* Exercise details *
Though the entries contain pictures, the copy you make should hold only the rest, exactly as written.

* Task input *
* * *
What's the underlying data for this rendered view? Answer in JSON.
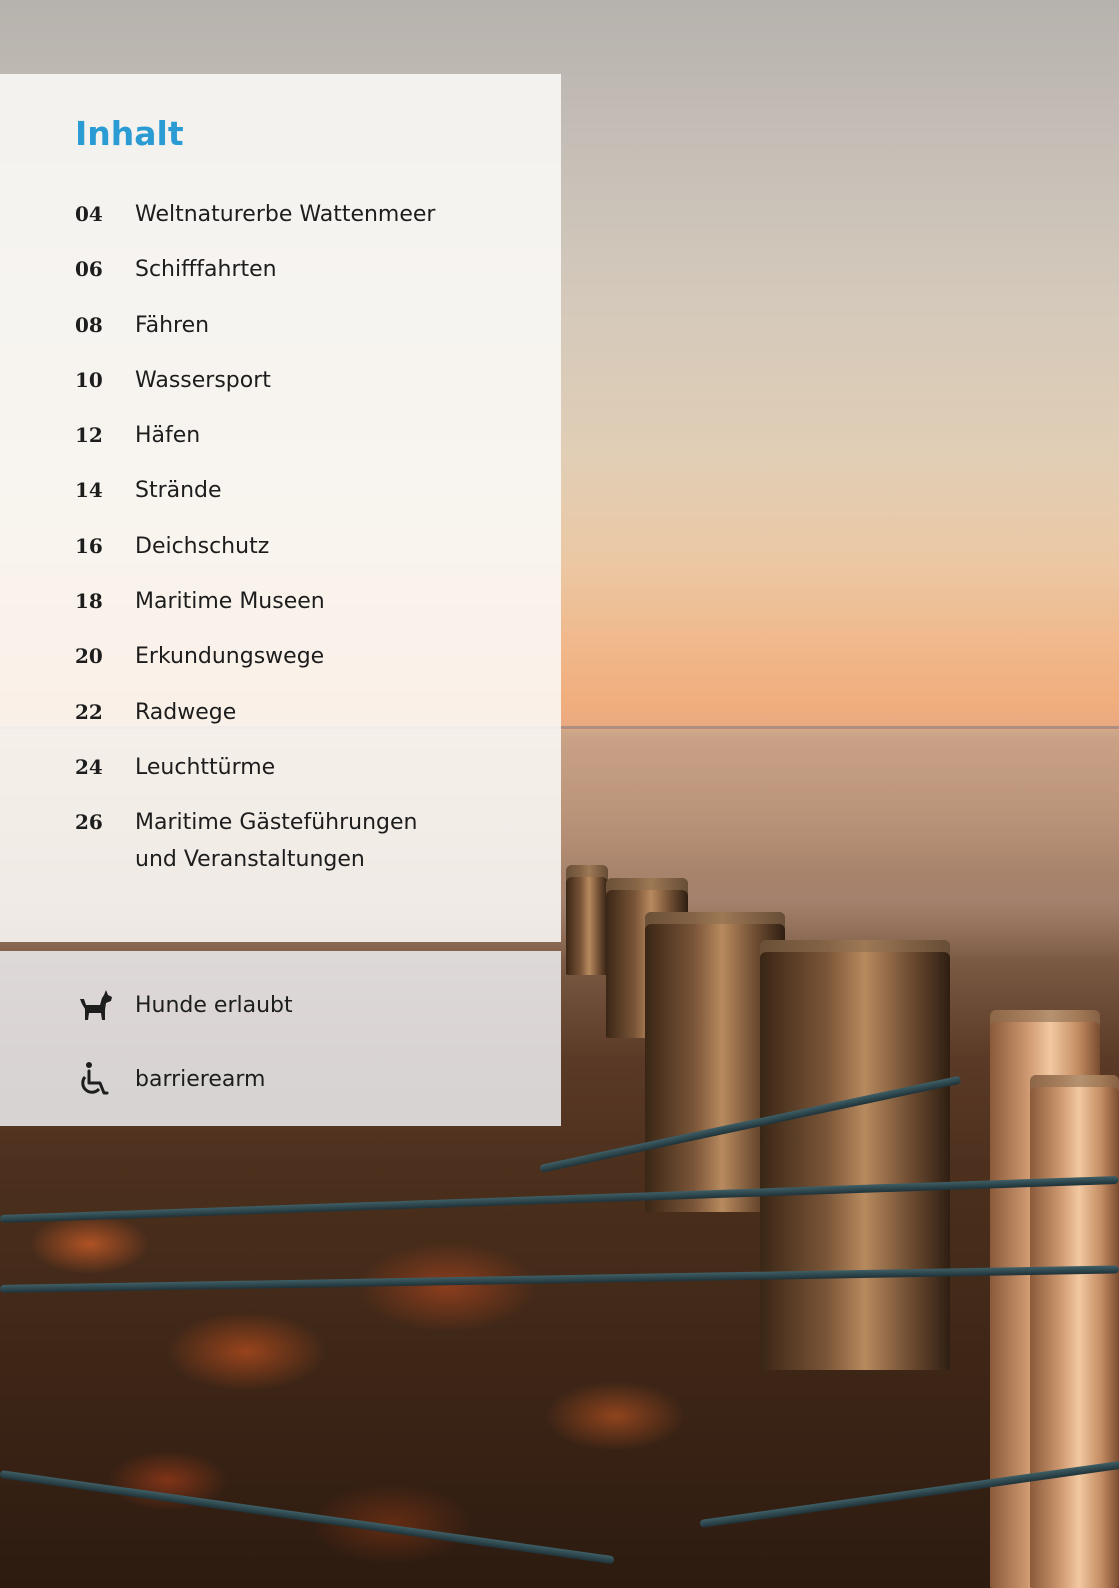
{
  "toc": {
    "title": "Inhalt",
    "items": [
      {
        "page": "04",
        "label": "Weltnaturerbe Wattenmeer"
      },
      {
        "page": "06",
        "label": "Schifffahrten"
      },
      {
        "page": "08",
        "label": "Fähren"
      },
      {
        "page": "10",
        "label": "Wassersport"
      },
      {
        "page": "12",
        "label": "Häfen"
      },
      {
        "page": "14",
        "label": "Strände"
      },
      {
        "page": "16",
        "label": "Deichschutz"
      },
      {
        "page": "18",
        "label": "Maritime Museen"
      },
      {
        "page": "20",
        "label": "Erkundungswege"
      },
      {
        "page": "22",
        "label": "Radwege"
      },
      {
        "page": "24",
        "label": "Leuchttürme"
      },
      {
        "page": "26",
        "label": "Maritime Gästeführungen\nund Veranstaltungen"
      }
    ]
  },
  "legend": {
    "items": [
      {
        "icon": "dog-icon",
        "label": "Hunde erlaubt"
      },
      {
        "icon": "wheelchair-icon",
        "label": "barrierearm"
      }
    ]
  },
  "colors": {
    "heading": "#2a9bd3",
    "text": "#1d1d1d"
  }
}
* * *
* Answer box *
What's the underlying data for this rendered view? Answer in JSON.
{
  "toc": {
    "title": "Inhalt",
    "items": [
      {
        "page": "04",
        "label": "Weltnaturerbe Wattenmeer"
      },
      {
        "page": "06",
        "label": "Schifffahrten"
      },
      {
        "page": "08",
        "label": "Fähren"
      },
      {
        "page": "10",
        "label": "Wassersport"
      },
      {
        "page": "12",
        "label": "Häfen"
      },
      {
        "page": "14",
        "label": "Strände"
      },
      {
        "page": "16",
        "label": "Deichschutz"
      },
      {
        "page": "18",
        "label": "Maritime Museen"
      },
      {
        "page": "20",
        "label": "Erkundungswege"
      },
      {
        "page": "22",
        "label": "Radwege"
      },
      {
        "page": "24",
        "label": "Leuchttürme"
      },
      {
        "page": "26",
        "label": "Maritime Gästeführungen\nund Veranstaltungen"
      }
    ]
  },
  "legend": {
    "items": [
      {
        "icon": "dog-icon",
        "label": "Hunde erlaubt"
      },
      {
        "icon": "wheelchair-icon",
        "label": "barrierearm"
      }
    ]
  },
  "colors": {
    "heading": "#2a9bd3",
    "text": "#1d1d1d"
  }
}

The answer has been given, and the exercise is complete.